My nurse removes the needle from my port and I gather my things to leave the infusion suite. Thankfully, it was only saline solution today. I am prepping my kidneys for a return to chemotherapy next week.
As I head to the elevator, I notice that there are three women waiting. They are the same women who had briefly entered the suite looking for the lab room. One of them needed a blood test. As I stand there, they suddenly start laughing because they realize they have forgotten to push the button; they were all busy talking. I smile behind my mask.
When the doors open, they go in first. Although they don’t really go to the back of the elevator, I enter and turn to face the door because it’s a little tight. As I make the turn, I catch a glimpse of one of the women who is closet to me, maybe 60 years old, whip off her mask like a woman kicking off her heels the second she gets through the front door of her home. Comfort can’t come fast enough. They continue chatting.
I’m still looking at the door, my body is frozen, but my brain is on fire.
“We are in an elevator, inside a medical building.” I think to myself. “there is just no benefit of the doubt that I can give.” I am astonished by her choice.
As the elevator grinds down to the first floor, part of me wants to say something, but I don’t. I have seen too many of the videos on social media now. The ones where a maskless customer walks into a store and is stopped with a request to put on a mask. The customer goes from zero to 500 in a nanosecond. They are outraged that this request could apply to them.
I don’t want a confrontation. We are standing way too close to each other. When the doors open, I bolt out of the box, practically tripping on the metal edge.
Hours later, I am still reviewing the incident in my mind and I realize that there is something tugging at the peripheral of my brain. I was so focused on the mask removal, I had missed the bigger picture. Elevator Etiquette 2020. Was there such a thing?
I try and remember whether I saw signage while standing there, guidelines about entering an elevator in this COVID era. I just don’t remember. I’m pretty sure I didn’t see any floor markings on where to stand once I was inside.
I dig around for some information. Although volume of foot traffic plays a larger role in taller office and residential buildings, Elevator Etiquette at any level does exist. Here are several suggestions:
- Wear a mask
- Limit the number of riders to 3 or 4.
- Enter the elevator and stand in either a checkerboard pattern or at all four corners.
- No talking (it can propel particles)
- Only face forward
Interestingly, some studies suggest that elevators may not be a vehicle for transmission of the virus.
The following is an excerpt from an ABC News article dated June 15th by Dr. Hassel Lee:
In March, during a COVID-19 outbreak in a busy 19-story building in Seoul, the virus spread almost exclusively between individuals working on the same floor. The authors of the case report that even with considerable interaction between workers on one floor with those on other floors, the virus did not appear to spread vertically through the building.

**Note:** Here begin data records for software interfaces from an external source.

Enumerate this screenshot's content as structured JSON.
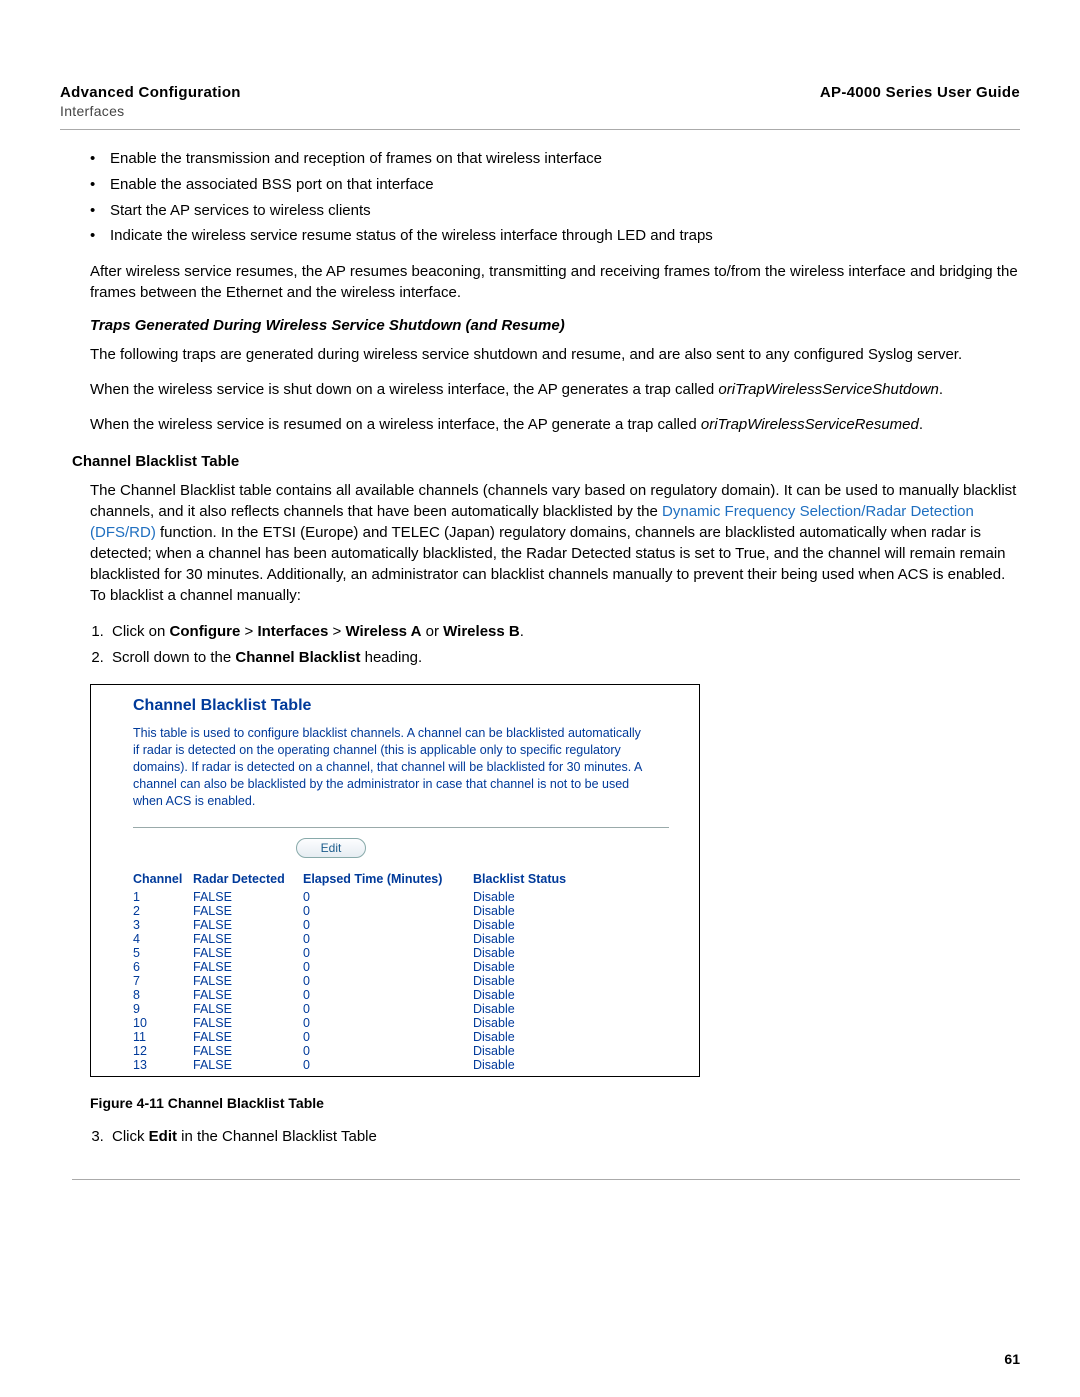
{
  "header": {
    "left_title": "Advanced Configuration",
    "left_sub": "Interfaces",
    "right_title": "AP-4000 Series User Guide"
  },
  "bullets": [
    "Enable the transmission and reception of frames on that wireless interface",
    "Enable the associated BSS port on that interface",
    "Start the AP services to wireless clients",
    "Indicate the wireless service resume status of the wireless interface through LED and traps"
  ],
  "para_after_bullets": "After wireless service resumes, the AP resumes beaconing, transmitting and receiving frames to/from the wireless interface and bridging the frames between the Ethernet and the wireless interface.",
  "traps_heading": "Traps Generated During Wireless Service Shutdown (and Resume)",
  "traps_intro": "The following traps are generated during wireless service shutdown and resume, and are also sent to any configured Syslog server.",
  "trap_shutdown_pre": "When the wireless service is shut down on a wireless interface, the AP generates a trap called ",
  "trap_shutdown_name": "oriTrapWirelessServiceShutdown",
  "trap_resume_pre": "When the wireless service is resumed on a wireless interface, the AP generate a trap called ",
  "trap_resume_name": "oriTrapWirelessServiceResumed",
  "blacklist_heading": "Channel Blacklist Table",
  "blacklist_para_pre": "The Channel Blacklist table contains all available channels (channels vary based on regulatory domain). It can be used to manually blacklist channels, and it also reflects channels that have been automatically blacklisted by the ",
  "blacklist_link": "Dynamic Frequency Selection/Radar Detection (DFS/RD)",
  "blacklist_para_post": " function. In the ETSI (Europe) and TELEC (Japan) regulatory domains, channels are blacklisted automatically when radar is detected; when a channel has been automatically blacklisted, the Radar Detected status is set to True, and the channel will remain remain blacklisted for 30 minutes. Additionally, an administrator can blacklist channels manually to prevent their being used when ACS is enabled. To blacklist a channel manually:",
  "steps": {
    "s1_pre": "Click on ",
    "s1_b1": "Configure",
    "s1_gt1": " > ",
    "s1_b2": "Interfaces",
    "s1_gt2": " > ",
    "s1_b3": "Wireless A",
    "s1_or": " or ",
    "s1_b4": "Wireless B",
    "s2_pre": "Scroll down to the ",
    "s2_b": "Channel Blacklist",
    "s2_post": " heading.",
    "s3_pre": "Click ",
    "s3_b": "Edit",
    "s3_post": " in the Channel Blacklist Table"
  },
  "figure": {
    "title": "Channel Blacklist Table",
    "desc": "This table is used to configure blacklist channels. A channel can be blacklisted automatically if radar is detected on the operating channel (this is applicable only to specific regulatory domains). If radar is detected on a channel, that channel will be blacklisted for 30 minutes. A channel can also be blacklisted by the administrator in case that channel is not to be used when ACS is enabled.",
    "edit_label": "Edit",
    "headers": [
      "Channel",
      "Radar Detected",
      "Elapsed Time (Minutes)",
      "Blacklist Status"
    ],
    "rows": [
      {
        "c": "1",
        "r": "FALSE",
        "e": "0",
        "s": "Disable"
      },
      {
        "c": "2",
        "r": "FALSE",
        "e": "0",
        "s": "Disable"
      },
      {
        "c": "3",
        "r": "FALSE",
        "e": "0",
        "s": "Disable"
      },
      {
        "c": "4",
        "r": "FALSE",
        "e": "0",
        "s": "Disable"
      },
      {
        "c": "5",
        "r": "FALSE",
        "e": "0",
        "s": "Disable"
      },
      {
        "c": "6",
        "r": "FALSE",
        "e": "0",
        "s": "Disable"
      },
      {
        "c": "7",
        "r": "FALSE",
        "e": "0",
        "s": "Disable"
      },
      {
        "c": "8",
        "r": "FALSE",
        "e": "0",
        "s": "Disable"
      },
      {
        "c": "9",
        "r": "FALSE",
        "e": "0",
        "s": "Disable"
      },
      {
        "c": "10",
        "r": "FALSE",
        "e": "0",
        "s": "Disable"
      },
      {
        "c": "11",
        "r": "FALSE",
        "e": "0",
        "s": "Disable"
      },
      {
        "c": "12",
        "r": "FALSE",
        "e": "0",
        "s": "Disable"
      },
      {
        "c": "13",
        "r": "FALSE",
        "e": "0",
        "s": "Disable"
      }
    ],
    "caption": "Figure 4-11 Channel Blacklist Table"
  },
  "page_number": "61"
}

“This argues that elevators are not a hot spot for transmission” said Dr Todd Ellerin, director of infectious diseases at South Shore Health in Weymouth, Mass…
…”Time is our biggest risk reducer”, Ellerin said. “The short time people spend on elevators together will mitigate against large amounts of transmission.”
I am reassured by this duration comment. My exposure couldn’t have been more than 30-40 seconds. However, Anna Durrani points out in a May 26th Realtor.com article:
“Elevators are typically pretty cramped, and you could be walking into a contaminated space.
“You don’t know what happened on the elevator before you got on,” says Dr. Jeffrey Siegel, a professor at the department of civil and mineral engineering at the University of Toronto and an expert on indoor air quality.He says someone could have coughed or sneezed, or there could have been a car full of people talking, which means there’s a concentration of particles/droplets in the air. That could lead to COVID-19 infection.
To demonstrate this data, I happened to recently catch an interview where Bill Nye The Science Guy slams an open baby powder bottle on a surface. The powder escapes, shooting up high and expanding outward. It floats. It doesn’t drop to the floor. This is what happens after a cough or sneeze.
This hadn’t occurred to me and my mind returns to the woman who removed her mask. It sounds like she had potentially put herself at risk more than anyone else. The fact remains though that one of the three is receiving medical care. If they continue sustained contact, at least one, if not all, moves to an exponentially higher level of risk. Is the removal of the mask for comfort worth it?
Moving forward, I will now be hyper aware when I enter an elevator. In fact, if I see more than one or two people waiting, I may wait for the next one. Better yet, I’ll take the stairs. I’m learning that riding in elevators with a diminished immune system, literally leaves little room for a mistake.